## [Goal of the exercise]
Across the entries below, how many lines include the word "JSON"? Reply with only the number.

-- -- --

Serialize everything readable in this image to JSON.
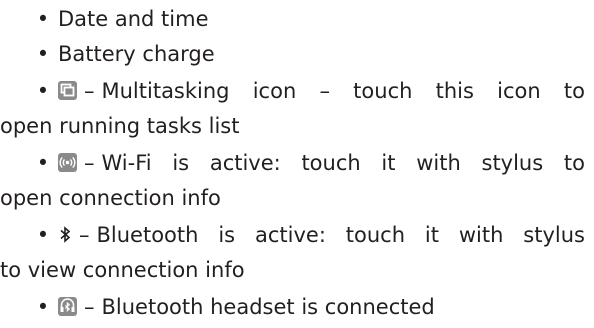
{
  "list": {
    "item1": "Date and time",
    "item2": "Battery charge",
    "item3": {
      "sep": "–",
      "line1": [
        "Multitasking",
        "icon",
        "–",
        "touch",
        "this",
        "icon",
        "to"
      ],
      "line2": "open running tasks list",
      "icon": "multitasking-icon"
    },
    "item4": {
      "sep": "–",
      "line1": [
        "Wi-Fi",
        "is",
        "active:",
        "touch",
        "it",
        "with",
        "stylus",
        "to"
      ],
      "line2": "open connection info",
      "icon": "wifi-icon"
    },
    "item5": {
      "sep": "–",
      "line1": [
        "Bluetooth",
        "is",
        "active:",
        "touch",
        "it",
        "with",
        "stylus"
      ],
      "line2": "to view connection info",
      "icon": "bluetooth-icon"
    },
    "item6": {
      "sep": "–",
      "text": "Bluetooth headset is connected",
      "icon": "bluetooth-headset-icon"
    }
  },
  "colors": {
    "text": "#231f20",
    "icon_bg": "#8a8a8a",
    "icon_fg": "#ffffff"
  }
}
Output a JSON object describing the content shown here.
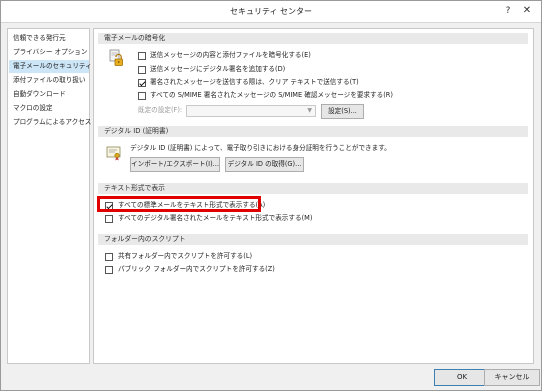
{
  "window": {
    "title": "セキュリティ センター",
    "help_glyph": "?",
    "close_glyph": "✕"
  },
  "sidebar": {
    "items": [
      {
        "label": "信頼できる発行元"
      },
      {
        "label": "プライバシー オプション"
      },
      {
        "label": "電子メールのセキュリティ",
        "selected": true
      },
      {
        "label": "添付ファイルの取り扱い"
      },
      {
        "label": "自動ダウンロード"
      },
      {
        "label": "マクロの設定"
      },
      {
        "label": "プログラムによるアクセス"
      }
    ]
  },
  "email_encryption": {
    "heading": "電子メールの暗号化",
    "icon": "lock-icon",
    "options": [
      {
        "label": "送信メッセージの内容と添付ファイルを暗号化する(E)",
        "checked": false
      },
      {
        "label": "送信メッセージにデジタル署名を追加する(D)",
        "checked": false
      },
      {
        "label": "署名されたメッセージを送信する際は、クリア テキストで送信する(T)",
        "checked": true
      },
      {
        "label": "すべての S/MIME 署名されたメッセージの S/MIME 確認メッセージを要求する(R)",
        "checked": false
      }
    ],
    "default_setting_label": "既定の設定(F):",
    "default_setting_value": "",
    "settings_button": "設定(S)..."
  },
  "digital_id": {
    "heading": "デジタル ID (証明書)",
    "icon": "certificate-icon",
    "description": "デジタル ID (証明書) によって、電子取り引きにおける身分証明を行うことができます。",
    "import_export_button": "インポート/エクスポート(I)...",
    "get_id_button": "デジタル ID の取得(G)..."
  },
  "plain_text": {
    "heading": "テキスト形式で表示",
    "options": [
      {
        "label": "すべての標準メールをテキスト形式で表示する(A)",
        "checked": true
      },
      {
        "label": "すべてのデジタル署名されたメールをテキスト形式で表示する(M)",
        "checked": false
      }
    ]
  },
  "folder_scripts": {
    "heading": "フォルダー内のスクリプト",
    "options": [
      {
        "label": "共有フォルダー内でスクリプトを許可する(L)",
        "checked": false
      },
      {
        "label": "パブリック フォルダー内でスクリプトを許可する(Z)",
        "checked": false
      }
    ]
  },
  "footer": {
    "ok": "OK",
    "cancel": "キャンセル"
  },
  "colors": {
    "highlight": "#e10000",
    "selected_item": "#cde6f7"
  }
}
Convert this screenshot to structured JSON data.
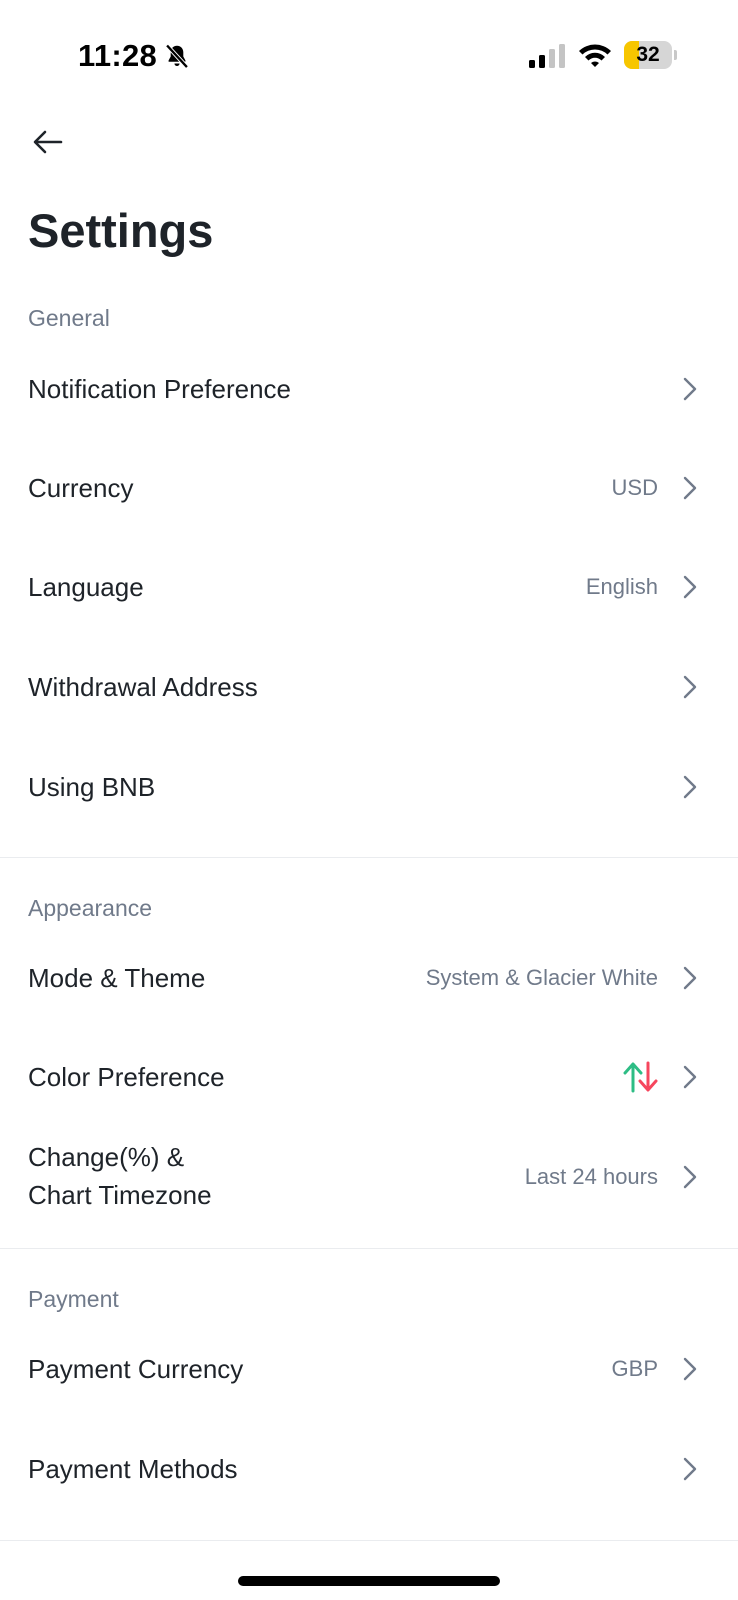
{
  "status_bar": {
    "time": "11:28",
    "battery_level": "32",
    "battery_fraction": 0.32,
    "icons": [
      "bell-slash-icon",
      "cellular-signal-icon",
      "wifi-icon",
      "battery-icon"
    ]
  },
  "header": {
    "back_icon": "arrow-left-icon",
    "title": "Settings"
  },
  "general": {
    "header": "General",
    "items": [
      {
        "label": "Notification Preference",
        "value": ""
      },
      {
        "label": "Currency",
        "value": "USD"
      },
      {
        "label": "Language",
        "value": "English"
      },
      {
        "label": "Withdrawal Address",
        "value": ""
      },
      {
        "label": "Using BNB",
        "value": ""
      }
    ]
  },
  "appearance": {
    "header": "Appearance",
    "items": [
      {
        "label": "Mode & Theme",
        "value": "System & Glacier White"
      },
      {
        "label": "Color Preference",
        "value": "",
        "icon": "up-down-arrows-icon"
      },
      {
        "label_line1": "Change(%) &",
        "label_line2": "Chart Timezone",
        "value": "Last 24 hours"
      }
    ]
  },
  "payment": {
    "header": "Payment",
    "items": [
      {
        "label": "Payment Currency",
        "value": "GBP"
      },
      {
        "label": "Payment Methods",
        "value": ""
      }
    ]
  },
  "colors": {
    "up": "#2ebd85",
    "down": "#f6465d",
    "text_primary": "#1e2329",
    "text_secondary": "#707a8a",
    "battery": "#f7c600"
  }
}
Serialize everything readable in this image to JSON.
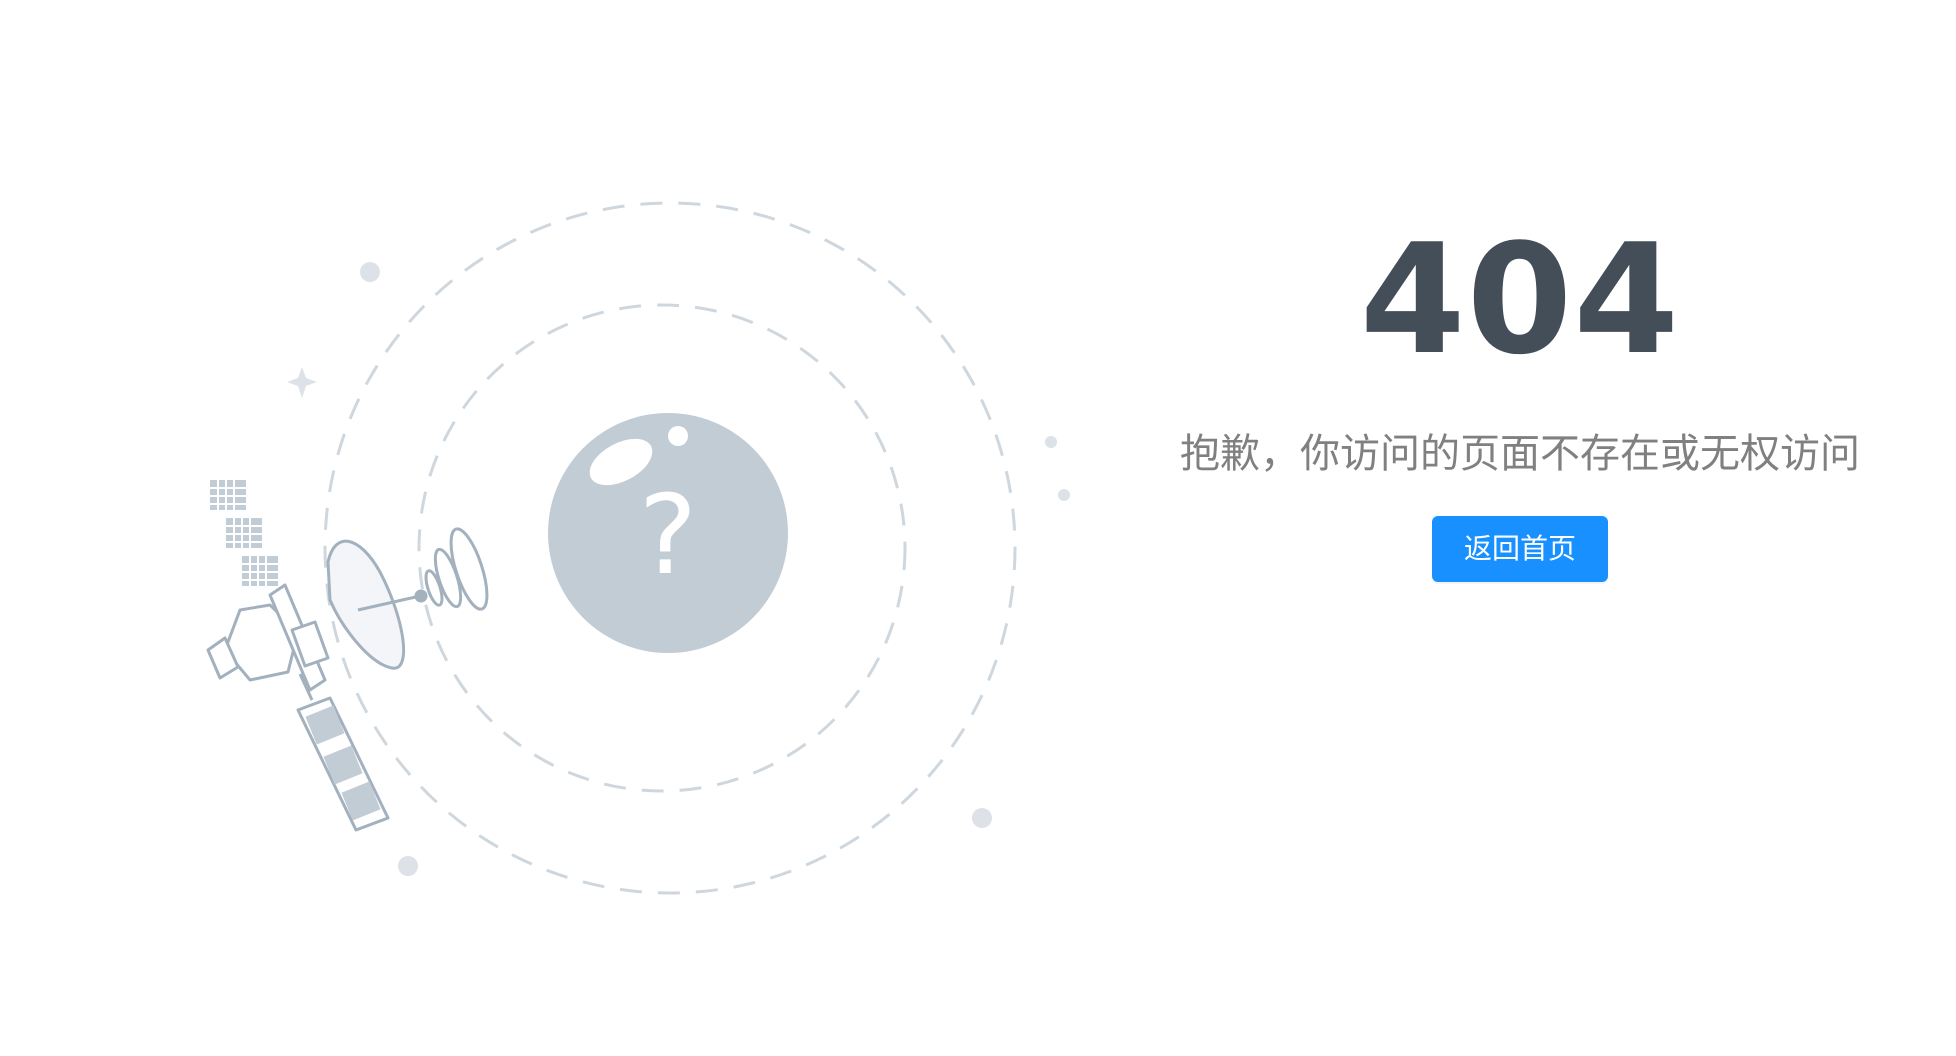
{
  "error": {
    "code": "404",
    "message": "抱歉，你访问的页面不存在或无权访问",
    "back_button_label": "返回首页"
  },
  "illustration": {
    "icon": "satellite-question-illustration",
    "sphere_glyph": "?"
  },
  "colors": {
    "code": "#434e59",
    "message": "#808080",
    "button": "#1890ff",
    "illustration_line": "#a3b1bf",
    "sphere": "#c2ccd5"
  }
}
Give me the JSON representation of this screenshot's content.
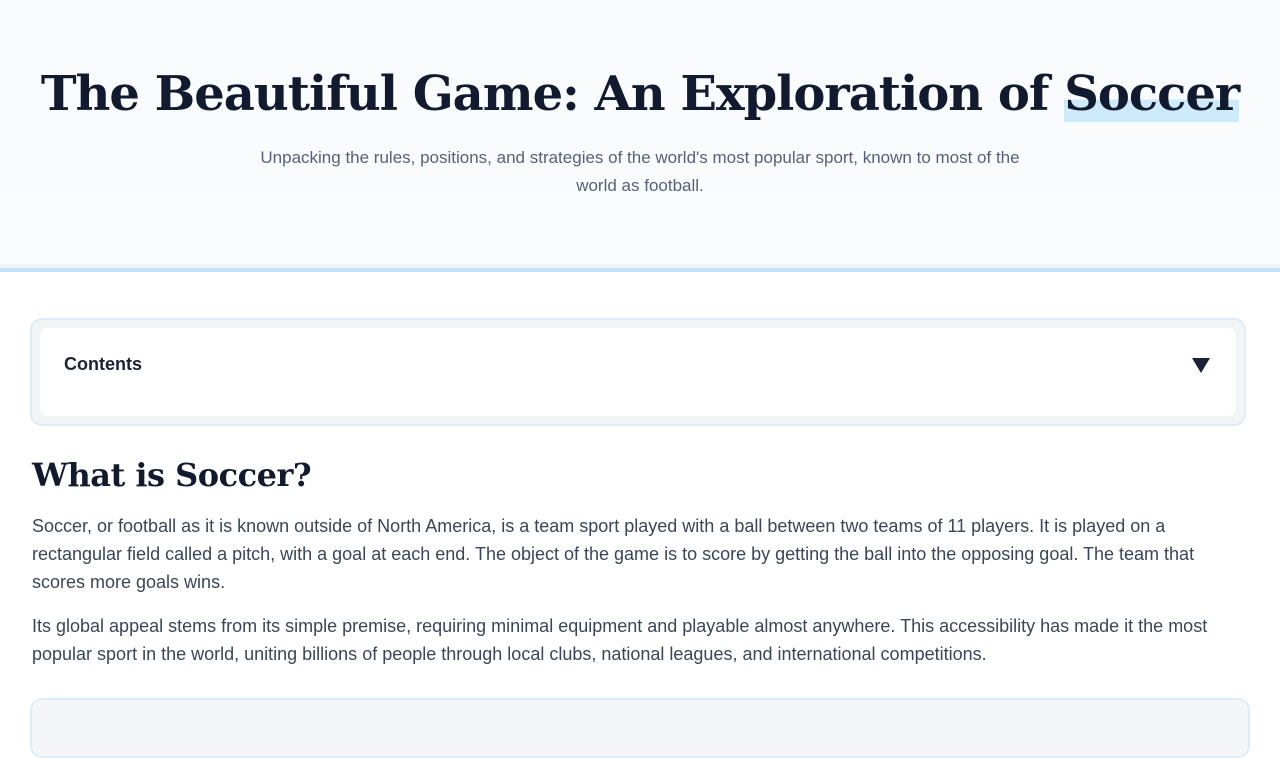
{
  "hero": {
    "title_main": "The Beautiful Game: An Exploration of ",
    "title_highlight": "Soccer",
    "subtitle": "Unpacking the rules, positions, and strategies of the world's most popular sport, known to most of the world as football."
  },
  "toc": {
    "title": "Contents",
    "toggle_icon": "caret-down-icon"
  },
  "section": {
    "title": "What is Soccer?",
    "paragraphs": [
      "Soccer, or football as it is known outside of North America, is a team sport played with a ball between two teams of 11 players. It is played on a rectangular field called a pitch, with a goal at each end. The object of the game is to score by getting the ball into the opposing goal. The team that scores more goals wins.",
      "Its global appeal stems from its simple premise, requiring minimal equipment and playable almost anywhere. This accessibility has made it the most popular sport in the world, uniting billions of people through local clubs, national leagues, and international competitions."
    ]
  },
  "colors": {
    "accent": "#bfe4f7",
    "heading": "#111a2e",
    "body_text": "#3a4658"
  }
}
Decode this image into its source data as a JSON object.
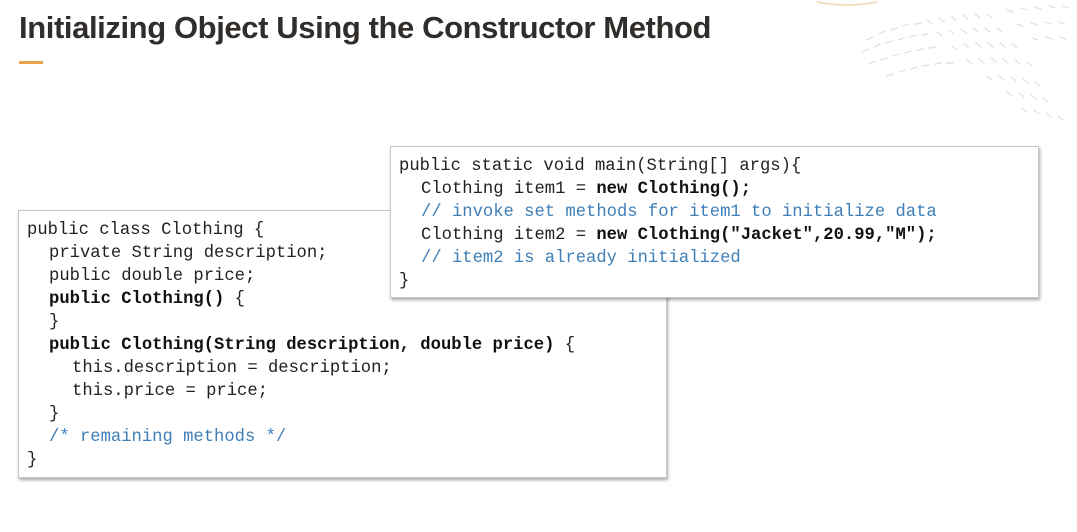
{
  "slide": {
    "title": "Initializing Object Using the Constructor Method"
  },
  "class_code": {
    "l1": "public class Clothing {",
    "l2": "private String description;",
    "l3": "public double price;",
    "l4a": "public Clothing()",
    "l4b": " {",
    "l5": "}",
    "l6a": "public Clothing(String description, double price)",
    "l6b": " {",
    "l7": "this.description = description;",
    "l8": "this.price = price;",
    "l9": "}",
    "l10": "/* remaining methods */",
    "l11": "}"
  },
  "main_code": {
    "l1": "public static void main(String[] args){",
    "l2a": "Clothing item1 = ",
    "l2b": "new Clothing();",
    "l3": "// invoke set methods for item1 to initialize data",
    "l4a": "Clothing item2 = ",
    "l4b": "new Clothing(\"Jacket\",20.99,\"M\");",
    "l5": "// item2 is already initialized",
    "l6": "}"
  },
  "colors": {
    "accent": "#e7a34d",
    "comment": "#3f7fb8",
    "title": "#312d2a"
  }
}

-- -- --

## [Worked solution]
6